Respond
Have a follow-up question?

The Dreaded “F” Word – FROST

Given its sporadic nature, long-range forecasting of frost is nearly impossible. Rather, the climate record of an area is used to determine probable dates of frost based on long-term temperature records. While this will not provide an actual frost date in a particular year, it will present the likelihood that frost may occur on a certain date.

The “Date of First Fall Frost” maps at 50%, 25%, and 10% risk show the likelihood that frost will occur on or before the dates shown within the maps. A frost would be expected to occur 1 in 2 years at the 50% risk date, 1 in 4 years at the 25% risk date, and 1 in 10 years at the 10% risk date.
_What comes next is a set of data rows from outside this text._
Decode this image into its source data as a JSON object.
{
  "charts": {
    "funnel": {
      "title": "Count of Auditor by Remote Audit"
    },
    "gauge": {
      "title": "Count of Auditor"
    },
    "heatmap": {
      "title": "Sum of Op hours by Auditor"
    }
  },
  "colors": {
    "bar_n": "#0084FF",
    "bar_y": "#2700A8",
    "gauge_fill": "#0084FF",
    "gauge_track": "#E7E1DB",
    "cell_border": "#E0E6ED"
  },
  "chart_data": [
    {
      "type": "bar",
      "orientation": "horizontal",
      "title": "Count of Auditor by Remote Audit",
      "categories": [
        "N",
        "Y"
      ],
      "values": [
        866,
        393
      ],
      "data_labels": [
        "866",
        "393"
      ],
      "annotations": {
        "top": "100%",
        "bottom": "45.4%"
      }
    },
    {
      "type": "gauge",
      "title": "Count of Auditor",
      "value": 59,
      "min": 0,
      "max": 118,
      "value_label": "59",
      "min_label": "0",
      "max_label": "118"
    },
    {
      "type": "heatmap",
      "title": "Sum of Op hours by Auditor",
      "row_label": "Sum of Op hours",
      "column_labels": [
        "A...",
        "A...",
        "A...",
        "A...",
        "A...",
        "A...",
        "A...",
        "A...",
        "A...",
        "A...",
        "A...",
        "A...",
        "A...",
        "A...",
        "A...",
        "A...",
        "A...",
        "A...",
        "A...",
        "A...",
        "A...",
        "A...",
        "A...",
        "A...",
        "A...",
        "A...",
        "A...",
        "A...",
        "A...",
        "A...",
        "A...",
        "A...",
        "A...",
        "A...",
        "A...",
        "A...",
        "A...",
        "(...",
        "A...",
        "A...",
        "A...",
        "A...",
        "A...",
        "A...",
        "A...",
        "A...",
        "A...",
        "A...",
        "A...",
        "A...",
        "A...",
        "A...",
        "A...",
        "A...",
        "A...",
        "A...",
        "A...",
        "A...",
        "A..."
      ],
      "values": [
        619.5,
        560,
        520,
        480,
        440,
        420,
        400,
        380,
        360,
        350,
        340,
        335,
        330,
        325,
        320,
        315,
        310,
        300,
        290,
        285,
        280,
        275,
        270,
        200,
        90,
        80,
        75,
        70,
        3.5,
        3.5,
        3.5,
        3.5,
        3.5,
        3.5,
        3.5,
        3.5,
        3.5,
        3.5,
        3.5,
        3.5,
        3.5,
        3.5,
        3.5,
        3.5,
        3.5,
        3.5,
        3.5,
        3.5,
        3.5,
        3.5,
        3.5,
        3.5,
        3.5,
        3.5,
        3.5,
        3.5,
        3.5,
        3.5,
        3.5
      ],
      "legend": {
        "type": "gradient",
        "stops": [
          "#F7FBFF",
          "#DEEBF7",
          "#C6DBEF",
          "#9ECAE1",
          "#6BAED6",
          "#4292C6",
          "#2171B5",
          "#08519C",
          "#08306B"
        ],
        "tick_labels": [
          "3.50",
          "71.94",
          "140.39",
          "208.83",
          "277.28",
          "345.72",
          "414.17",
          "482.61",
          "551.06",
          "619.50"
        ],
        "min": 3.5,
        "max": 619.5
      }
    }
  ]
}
The extent of frost damage to a crop will depend on several factors. The crop type, stage, and hardening of the crop, the soil type and soil moisture, the actual air temperature, the duration of freezing, and the rapidity with which freezing takes place are all important. A drop in air temperature of short duration will cause less damage than a prolonged period at the same low temperature. When the air temperature drops to 0°C, cereal and other crops may not sustain damage. Rather, damage or total loss is more common when minimum temperatures drop below -2°C, often referred to as a killing frost.

For more information on Manitoba’s Agricultural Climate, please visit our website at  http://www.gov.mb.ca/agriculture/weather/agricultural-climate-of-mb.html

Submitted by: Pam de Rocquigny, Provincial Cereal Crops Specialist, Manitoba Agriculture

Information from the article “Risk of Fall Frost” by Andy Nadler, 2010

 

Respond
Have a follow-up question?

Assessing Crops After Heavy Rains

Compiled by the Staff at Crop Industry Branch, Manitoba Agriculture

Some areas of Manitoba received heavy rainfall recently, resulting in the question “What is the extent of crop damage from the heavy rains?”  There is no quick answer unfortunately.  Field by field assessments over the coming days will give a better idea of what impact the rains had on crop development and plant stands. The following link can provide an idea of what is potentially occurring and how to monitor fields to assess for damage and recovery.

What is the Extent of Crop Damage from the Heavy Rains – Updated May 2016

 

Respond
Have a follow-up question?